Thanks to the offer of the University of Florence, Galileo is invited to observe the Tower of Pisa, since it was leaning more and more. His studies on the Tower lead him to clarify these following points:

a) From the top floor of the Tower of Pisa, every object dropped to the ground, from that height, took the same time (in time) as in proportion (weight) to reach the bottom.

b) That its trajectory was always constant, the same, vertical. This contradicted what Aristotle defended many centuries ago. = Theory of Gravity.

Because of these conclusions, Galileo was removed from the university and even sued by some student at the time.

In 1606 he builds his first thermostat, the first of his kind in the history of science. He wants to know and objectively compare the levels of heat and cold. He will begin to study the power and structure of magnets.

Three years later, and after learning that a Dutchman had created a telescope, he set about creating his own. The crystals he uses magnify the Dutch six times and give him another perspective that helps discover more of the Milky Way.

Shortly after the first telescope, Galileo decides to create another one, even better, and increases it with objectives that reach 8 or 9 times more than the first; he will present it to the Senate of Venice.

In 1610 he already had more than 30 telescopes, but none of them satisfied him completely. He also creates the first microscope. In 1611 he enters the Academia dei Lincei, the first scientific society of the time.

In 1615 he is denounced by the Inquisition. He had to appear before the Court on more than one occasion to defend his opinions and studies and on occasion he retracted it.

In 1638 he became blind, but he will continue working, at that time he decides to move to live in his house near the sea of ​​San Giorgio and his disciples accompany him.

He died at his house in San Giorgio (Arcetri-Tuscany) on January 8, 1642; his body was buried in the church of Santa Croce.
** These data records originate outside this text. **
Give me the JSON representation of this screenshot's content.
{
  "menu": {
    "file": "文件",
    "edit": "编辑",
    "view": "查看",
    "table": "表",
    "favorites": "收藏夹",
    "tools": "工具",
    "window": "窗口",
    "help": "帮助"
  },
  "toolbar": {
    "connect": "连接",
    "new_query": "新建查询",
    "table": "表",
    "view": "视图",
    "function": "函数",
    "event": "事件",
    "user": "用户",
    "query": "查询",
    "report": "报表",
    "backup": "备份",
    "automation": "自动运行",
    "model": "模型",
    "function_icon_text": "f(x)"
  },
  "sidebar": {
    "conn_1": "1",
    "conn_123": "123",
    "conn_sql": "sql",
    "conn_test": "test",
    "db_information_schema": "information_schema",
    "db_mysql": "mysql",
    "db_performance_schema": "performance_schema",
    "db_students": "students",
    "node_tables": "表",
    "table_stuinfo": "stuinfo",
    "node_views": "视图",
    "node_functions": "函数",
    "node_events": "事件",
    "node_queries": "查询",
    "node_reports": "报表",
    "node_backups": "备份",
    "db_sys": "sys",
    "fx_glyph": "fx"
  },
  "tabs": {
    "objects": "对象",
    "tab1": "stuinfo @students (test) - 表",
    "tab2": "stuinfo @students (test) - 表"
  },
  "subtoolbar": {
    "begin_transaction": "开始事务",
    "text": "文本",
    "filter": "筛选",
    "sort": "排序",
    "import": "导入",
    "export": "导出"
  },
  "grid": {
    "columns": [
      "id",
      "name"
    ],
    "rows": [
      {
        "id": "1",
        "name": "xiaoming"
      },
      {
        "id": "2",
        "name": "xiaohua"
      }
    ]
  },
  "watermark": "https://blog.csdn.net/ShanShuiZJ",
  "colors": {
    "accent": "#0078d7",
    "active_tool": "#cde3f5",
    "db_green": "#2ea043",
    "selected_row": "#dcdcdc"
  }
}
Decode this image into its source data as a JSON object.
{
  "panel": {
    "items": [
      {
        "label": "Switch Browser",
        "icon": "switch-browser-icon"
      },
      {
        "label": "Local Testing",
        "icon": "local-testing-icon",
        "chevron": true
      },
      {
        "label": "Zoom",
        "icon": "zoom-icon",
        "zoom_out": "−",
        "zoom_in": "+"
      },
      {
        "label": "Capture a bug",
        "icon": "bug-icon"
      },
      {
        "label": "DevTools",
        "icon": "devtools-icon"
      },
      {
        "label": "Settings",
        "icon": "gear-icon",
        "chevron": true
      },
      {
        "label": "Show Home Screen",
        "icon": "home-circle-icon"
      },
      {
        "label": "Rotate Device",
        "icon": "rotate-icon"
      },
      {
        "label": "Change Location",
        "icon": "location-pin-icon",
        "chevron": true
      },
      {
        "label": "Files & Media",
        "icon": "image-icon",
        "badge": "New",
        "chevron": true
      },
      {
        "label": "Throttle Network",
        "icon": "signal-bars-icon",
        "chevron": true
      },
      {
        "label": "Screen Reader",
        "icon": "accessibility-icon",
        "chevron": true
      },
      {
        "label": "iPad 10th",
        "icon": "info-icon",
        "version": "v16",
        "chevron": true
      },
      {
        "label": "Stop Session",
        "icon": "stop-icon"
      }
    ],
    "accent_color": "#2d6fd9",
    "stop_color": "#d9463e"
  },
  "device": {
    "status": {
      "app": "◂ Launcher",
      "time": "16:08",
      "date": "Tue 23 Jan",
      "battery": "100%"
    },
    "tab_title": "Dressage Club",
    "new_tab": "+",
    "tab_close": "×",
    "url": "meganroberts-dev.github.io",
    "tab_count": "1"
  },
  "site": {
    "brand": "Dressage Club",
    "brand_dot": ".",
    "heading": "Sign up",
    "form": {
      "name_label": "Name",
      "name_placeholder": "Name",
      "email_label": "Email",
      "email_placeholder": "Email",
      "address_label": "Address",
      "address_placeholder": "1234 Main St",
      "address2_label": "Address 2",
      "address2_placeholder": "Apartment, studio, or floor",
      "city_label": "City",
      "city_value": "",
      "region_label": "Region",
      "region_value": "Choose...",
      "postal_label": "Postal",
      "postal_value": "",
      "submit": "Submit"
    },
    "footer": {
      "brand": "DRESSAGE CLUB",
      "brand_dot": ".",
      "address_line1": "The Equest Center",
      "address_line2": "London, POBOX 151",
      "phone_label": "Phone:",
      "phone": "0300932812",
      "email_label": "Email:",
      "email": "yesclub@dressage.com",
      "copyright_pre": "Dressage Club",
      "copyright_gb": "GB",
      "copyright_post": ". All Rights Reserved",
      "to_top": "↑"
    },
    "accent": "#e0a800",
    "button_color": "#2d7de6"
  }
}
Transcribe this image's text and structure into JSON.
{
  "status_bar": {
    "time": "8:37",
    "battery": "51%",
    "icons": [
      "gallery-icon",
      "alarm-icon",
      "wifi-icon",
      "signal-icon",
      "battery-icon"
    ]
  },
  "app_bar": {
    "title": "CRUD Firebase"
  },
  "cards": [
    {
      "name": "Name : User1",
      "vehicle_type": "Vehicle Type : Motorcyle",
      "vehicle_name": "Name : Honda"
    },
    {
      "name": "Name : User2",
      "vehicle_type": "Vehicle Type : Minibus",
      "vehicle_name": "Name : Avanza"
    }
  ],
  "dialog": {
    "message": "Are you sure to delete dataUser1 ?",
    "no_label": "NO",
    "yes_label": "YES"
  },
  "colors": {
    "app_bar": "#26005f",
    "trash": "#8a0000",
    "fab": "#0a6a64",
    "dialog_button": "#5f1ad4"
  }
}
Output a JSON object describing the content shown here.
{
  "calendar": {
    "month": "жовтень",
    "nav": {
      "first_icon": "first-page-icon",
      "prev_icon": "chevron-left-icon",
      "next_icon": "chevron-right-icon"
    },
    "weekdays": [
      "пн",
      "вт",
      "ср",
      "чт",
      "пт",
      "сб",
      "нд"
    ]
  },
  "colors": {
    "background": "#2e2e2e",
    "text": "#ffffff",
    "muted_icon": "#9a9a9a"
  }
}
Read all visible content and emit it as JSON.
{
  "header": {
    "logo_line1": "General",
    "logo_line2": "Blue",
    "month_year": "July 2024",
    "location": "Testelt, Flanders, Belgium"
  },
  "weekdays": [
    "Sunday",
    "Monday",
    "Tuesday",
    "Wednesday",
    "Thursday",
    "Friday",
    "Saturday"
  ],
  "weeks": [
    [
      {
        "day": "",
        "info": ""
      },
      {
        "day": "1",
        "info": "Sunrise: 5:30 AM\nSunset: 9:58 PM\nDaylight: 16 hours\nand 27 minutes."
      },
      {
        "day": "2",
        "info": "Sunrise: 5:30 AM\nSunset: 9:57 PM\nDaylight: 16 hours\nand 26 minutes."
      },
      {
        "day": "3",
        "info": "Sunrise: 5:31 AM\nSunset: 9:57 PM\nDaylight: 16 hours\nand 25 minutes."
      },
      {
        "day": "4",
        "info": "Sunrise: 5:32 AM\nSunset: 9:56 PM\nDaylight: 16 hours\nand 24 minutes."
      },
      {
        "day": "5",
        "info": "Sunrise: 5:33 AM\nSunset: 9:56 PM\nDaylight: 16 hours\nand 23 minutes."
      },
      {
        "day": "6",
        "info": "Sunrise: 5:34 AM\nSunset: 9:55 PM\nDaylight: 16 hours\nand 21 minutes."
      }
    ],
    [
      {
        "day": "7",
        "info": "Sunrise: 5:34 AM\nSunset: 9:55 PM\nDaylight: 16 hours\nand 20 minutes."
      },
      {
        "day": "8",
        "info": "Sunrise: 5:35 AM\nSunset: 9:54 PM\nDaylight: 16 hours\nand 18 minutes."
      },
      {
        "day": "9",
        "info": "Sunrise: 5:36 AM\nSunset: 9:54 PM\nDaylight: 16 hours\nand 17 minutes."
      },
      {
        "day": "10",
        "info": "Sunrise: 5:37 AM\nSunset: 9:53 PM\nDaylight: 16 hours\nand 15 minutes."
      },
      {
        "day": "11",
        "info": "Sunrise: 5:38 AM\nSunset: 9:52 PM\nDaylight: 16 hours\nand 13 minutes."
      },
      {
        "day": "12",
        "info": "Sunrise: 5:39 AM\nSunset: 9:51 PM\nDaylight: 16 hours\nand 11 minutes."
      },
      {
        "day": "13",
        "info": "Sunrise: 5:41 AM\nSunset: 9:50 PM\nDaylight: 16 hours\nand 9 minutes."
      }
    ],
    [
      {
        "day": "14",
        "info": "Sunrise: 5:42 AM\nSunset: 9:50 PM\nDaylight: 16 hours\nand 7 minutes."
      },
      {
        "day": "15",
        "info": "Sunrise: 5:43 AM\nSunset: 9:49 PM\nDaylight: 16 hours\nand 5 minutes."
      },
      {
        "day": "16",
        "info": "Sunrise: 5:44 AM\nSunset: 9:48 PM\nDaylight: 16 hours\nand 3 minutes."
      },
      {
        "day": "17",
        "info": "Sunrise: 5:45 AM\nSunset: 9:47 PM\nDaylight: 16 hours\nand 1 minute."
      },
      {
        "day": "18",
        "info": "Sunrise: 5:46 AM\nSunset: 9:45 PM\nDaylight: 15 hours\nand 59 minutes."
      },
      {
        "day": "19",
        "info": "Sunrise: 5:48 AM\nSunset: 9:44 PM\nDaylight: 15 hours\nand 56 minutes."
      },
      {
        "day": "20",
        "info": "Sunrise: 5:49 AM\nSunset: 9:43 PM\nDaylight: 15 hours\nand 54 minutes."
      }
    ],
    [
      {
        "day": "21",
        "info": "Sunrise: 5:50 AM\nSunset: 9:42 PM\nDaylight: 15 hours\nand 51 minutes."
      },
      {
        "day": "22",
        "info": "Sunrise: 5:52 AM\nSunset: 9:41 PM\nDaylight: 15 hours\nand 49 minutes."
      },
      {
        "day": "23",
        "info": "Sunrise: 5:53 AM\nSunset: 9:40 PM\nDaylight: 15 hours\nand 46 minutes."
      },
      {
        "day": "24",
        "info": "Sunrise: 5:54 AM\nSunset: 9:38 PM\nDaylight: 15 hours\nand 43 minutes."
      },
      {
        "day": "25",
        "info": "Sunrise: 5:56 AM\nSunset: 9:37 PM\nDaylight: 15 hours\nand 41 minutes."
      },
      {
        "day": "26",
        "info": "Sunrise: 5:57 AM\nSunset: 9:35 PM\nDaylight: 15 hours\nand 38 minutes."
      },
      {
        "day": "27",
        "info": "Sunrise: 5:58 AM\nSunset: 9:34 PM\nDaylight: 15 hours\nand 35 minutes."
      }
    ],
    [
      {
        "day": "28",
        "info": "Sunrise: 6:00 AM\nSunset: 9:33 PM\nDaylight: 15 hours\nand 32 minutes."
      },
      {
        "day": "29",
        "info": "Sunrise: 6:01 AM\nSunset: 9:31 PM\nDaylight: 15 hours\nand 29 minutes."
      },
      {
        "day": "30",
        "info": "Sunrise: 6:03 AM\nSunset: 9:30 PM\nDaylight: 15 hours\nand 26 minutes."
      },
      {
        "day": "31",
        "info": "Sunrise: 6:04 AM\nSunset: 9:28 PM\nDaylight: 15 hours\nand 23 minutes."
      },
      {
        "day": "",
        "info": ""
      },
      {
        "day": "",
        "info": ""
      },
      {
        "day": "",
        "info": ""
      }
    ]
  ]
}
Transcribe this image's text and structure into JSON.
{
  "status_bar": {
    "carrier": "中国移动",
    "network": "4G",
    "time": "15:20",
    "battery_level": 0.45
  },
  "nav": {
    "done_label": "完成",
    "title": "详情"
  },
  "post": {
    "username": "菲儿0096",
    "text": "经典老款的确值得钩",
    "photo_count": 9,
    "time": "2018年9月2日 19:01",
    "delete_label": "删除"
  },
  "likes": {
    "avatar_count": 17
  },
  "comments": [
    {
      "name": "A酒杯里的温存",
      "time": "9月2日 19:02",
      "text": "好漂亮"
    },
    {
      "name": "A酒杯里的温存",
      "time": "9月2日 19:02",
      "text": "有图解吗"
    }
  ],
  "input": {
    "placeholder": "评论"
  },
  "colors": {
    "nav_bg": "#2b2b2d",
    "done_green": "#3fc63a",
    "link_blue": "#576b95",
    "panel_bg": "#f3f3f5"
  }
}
His tomb was created to house his remains, almost a hundred years later, as it dates from the date of March 13, 1736.